GNT’s analysis points to new directions in natural colour innovation: for example, ‘cute soft-play pastel shades’ are being used to redefine what ‘healthy and sustainable’ looks like, while ‘psychedelic colour schemes’ now work with ‘mind-boosting ingredients’ to tap into new-age wellbeing. Bright, clashing colour combinations can also enable brands to create virtuous products that satisfy the desire for creativity and self-expression, the company suggested.
These possibilities have been unlocked through processing, technical and sourcing innovation, Hendrickx suggested. “We’re always looking to push the boundaries of what’s possible using plant-based colours. While our range already covers the full rainbow, we continue to introduce new raw materials and new product formats as well as enhancing existing products. For instance, innovation on the product level has enabled us to develop new red and blue products with significantly higher colour intensity in recent years,” we heard.
“Different formats can help us to deliver more vibrant shades in particular applications. Our micronized powders, for example, are made with a unique multi-stage milling to create a smaller particle size that allows them to deliver a more intense visual impact in applications such as pressed tablets, compound coatings, and instant beverages. We also work hard to increase the colour intensity of our raw materials. We constantly screen for new crop varieties with naturally high colour levels as well as enhancing our cultivation techniques.
“Sometimes improvements aren’t down to the product or crop but how the product works in the final application. Factors such as heat and pH can influence the hue of plant-based colours. Finding the right solution might only require a small innovation, but it can have a big impact.”
Gen Z are ‘the true innovators’
When working on its trend outlook, GNT decided to focus on Generation Z, or ‘zoomers’ – those born in the mid- to late-1990s. This upcoming demographic is committed to holistic wellness and actively promoting their environmental and social agendas through their purchasing power, GNT found. The new generation of consumers is radical, diverse, and digitally native – and it is rapidly changing global attitudes toward food and drink, the research suggested.
The impact of social media platforms and the digital world mean that the visual impact of food and beverage is ‘more important than ever before’, according to GNT. And social media also means that zoomers have more influence and a greater voice in the innovation process than ever before, we were told.
“We’ve been looking mainly to Gen Z to identify the key colour directions as they’re the true innovators. Innovation is no longer a task for innovation managers who are thinking about trends from behind their desk. It’s about the youth, who come up with exciting new trends that spread rapidly through social media. You don’t have to be famous to become an influencer – you just need great ideas.”
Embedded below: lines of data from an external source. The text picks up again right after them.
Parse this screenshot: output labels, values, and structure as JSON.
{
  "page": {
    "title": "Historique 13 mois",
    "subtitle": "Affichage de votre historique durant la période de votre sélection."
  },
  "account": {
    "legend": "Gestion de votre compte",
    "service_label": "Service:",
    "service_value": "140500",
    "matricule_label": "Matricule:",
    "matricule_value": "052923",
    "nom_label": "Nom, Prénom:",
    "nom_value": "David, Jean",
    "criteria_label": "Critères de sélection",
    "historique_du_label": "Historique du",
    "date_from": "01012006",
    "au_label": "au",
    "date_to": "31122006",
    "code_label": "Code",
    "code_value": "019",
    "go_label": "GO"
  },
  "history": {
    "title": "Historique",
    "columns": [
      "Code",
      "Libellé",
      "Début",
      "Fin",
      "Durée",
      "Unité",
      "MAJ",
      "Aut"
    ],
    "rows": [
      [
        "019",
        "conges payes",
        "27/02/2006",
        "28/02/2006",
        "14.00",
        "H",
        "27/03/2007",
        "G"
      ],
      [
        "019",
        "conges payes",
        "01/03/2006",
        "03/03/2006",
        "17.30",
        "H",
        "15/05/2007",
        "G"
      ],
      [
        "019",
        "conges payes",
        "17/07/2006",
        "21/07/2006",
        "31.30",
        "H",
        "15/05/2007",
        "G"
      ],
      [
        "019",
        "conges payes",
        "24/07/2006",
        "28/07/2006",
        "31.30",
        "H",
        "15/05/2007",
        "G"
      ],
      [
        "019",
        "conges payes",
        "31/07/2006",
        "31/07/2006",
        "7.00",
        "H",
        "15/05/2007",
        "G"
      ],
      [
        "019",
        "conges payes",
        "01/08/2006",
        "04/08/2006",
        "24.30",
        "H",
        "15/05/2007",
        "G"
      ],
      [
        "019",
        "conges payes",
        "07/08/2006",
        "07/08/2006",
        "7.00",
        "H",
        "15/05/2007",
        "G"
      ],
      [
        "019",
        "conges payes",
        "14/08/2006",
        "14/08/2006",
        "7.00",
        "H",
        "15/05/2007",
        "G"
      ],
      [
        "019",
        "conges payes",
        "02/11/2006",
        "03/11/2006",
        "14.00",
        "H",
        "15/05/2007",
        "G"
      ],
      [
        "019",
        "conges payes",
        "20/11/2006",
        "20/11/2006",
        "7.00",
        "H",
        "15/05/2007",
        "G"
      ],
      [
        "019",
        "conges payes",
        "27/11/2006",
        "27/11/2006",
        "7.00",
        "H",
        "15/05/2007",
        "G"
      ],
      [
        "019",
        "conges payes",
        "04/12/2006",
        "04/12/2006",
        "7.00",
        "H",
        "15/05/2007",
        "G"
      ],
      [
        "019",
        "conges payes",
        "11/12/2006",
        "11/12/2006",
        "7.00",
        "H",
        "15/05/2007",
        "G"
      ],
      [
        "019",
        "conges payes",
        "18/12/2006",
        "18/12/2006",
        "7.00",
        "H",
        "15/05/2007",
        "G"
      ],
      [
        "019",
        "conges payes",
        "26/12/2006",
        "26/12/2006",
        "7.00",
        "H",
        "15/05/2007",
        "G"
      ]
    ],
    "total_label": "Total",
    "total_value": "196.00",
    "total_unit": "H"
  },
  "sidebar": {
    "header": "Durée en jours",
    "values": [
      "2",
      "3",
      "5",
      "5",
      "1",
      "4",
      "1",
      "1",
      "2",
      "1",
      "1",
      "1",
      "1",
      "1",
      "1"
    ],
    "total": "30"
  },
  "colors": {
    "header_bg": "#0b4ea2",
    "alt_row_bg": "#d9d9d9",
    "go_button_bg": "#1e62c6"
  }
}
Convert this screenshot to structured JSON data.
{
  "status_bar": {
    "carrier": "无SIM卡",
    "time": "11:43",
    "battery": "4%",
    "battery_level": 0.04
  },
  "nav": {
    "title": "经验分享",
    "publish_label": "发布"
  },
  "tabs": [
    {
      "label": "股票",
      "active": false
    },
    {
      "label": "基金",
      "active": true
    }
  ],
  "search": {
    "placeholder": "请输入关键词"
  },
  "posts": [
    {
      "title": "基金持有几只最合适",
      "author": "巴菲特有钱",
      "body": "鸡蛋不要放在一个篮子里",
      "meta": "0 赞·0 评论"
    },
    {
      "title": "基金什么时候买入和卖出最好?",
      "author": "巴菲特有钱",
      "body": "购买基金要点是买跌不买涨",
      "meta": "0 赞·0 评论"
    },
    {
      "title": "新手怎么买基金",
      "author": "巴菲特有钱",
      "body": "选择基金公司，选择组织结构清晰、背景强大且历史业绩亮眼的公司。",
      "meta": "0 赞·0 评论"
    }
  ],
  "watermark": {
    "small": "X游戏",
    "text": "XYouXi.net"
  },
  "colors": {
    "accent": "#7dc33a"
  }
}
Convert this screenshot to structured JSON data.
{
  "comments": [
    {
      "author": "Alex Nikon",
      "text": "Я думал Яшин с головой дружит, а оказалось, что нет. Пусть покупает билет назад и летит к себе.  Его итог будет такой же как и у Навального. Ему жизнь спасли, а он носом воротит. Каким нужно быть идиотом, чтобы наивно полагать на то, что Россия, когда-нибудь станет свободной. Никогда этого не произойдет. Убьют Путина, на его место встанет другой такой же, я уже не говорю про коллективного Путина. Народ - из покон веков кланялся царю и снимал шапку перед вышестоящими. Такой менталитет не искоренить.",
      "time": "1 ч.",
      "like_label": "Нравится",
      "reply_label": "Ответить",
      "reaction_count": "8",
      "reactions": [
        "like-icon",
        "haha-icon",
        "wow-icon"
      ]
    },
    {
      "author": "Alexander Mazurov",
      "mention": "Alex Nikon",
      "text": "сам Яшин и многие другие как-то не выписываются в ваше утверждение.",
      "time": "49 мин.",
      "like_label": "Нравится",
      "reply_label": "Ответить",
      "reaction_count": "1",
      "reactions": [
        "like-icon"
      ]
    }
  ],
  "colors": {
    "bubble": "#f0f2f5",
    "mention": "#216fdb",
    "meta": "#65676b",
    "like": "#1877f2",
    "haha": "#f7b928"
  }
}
The social and environmental story behind a product, as well as its health and wellness credentials, also have greater influence than in the past, the colours expert continued. “Creative use of colour can generate a sense of joy, excitement, and wonder, but it’s also hugely important for brands to be able to tell a positive story about how those colours were created. We can deliver such vibrant shades that consumers might think they’re artificial, but EXBERRY colours are all made from edible fruit, vegetables, and plants using physical processing methods. We colour food with food – all of our raw materials are food and they can be eaten throughout the whole production process. No additives are used in the production process either, so they support clean and clear labels. We use plant-based, edible raw materials that people know and trust. This is in line with expectations for healthy products. People want to know where their food is coming from, who made it and how it was made. We’ve also created a front-of-pack “Coloured with fruit & vegetables” logo to provide instant reassurance to consumers.”